Two of the most famous names in the English political debate were Burke and Paine. They were both conservative, since Burke foresaw that the French Revolution would lead to bloodshed and Paine declared the superiority of kings over common people. They shared the enthusiasm of the revolutions, but then, disillusioned, they went back to supporting ancient static governments.

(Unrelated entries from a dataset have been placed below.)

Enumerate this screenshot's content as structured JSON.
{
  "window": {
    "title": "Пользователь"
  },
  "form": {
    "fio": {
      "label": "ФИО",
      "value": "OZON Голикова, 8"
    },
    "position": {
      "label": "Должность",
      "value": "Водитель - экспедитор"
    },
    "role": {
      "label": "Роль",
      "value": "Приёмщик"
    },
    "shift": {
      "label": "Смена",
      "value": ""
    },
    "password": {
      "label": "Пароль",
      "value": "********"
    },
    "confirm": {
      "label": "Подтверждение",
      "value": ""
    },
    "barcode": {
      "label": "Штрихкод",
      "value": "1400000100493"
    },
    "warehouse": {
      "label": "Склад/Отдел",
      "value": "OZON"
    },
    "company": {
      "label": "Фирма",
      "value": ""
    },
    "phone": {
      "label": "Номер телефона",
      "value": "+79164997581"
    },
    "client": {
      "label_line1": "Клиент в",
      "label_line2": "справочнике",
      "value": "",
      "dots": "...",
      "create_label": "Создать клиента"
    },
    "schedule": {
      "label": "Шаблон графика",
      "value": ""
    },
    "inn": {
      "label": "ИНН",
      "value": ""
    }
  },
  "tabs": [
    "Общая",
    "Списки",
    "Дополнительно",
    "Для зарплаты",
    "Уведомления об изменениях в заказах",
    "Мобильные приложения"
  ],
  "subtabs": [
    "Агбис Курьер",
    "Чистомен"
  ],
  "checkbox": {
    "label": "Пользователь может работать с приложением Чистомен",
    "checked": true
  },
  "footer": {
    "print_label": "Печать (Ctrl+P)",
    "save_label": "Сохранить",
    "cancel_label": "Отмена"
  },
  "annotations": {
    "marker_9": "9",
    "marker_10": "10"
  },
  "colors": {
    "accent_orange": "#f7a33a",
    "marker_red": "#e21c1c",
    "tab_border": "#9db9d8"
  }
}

The British government aimed to damage France on a commercial level. A few years after the failure of the French Revolution, Napoleon defeated all European countries, gaining the supremacy until England decided to fight France at sea. The mighty naval force led by Nelson, the great English hero, defeated Napoleon at Trafalgar in 1805. Then, British troops commanded by Wellington defeated Napoleon several times, after he had been weakened by the disastrous campaign in Russia. The final great victory of the English armies against Napoleon took place in 1814 at Waterloo. England finally got Cape of Good Hope, Singapore, Malta and fulfilled the enormous financial cost of the war. After these victories England experienced the Industrial Revolution (end of the 18th century) which radically modified society. The discovery of machinery caused a wide discontent (Luddism) among people who worked many hours and erased all the differences among work competences. The crisis was surmounted by the discontent of William PITT the YOUNGER, who signed the Combination Act by which trade unions between employees of industries were made illegal. In Manchester eleven people were killed in a demonstration. (Peterloo massacre). In Ireland the social conditions were worse than in England so Pitt decided to unify the Irish Parliament with English one. In the reign of George IV Combination Acts were pealed and associations of employees were legalised. Unarmed police (Bobbies) replaced the army.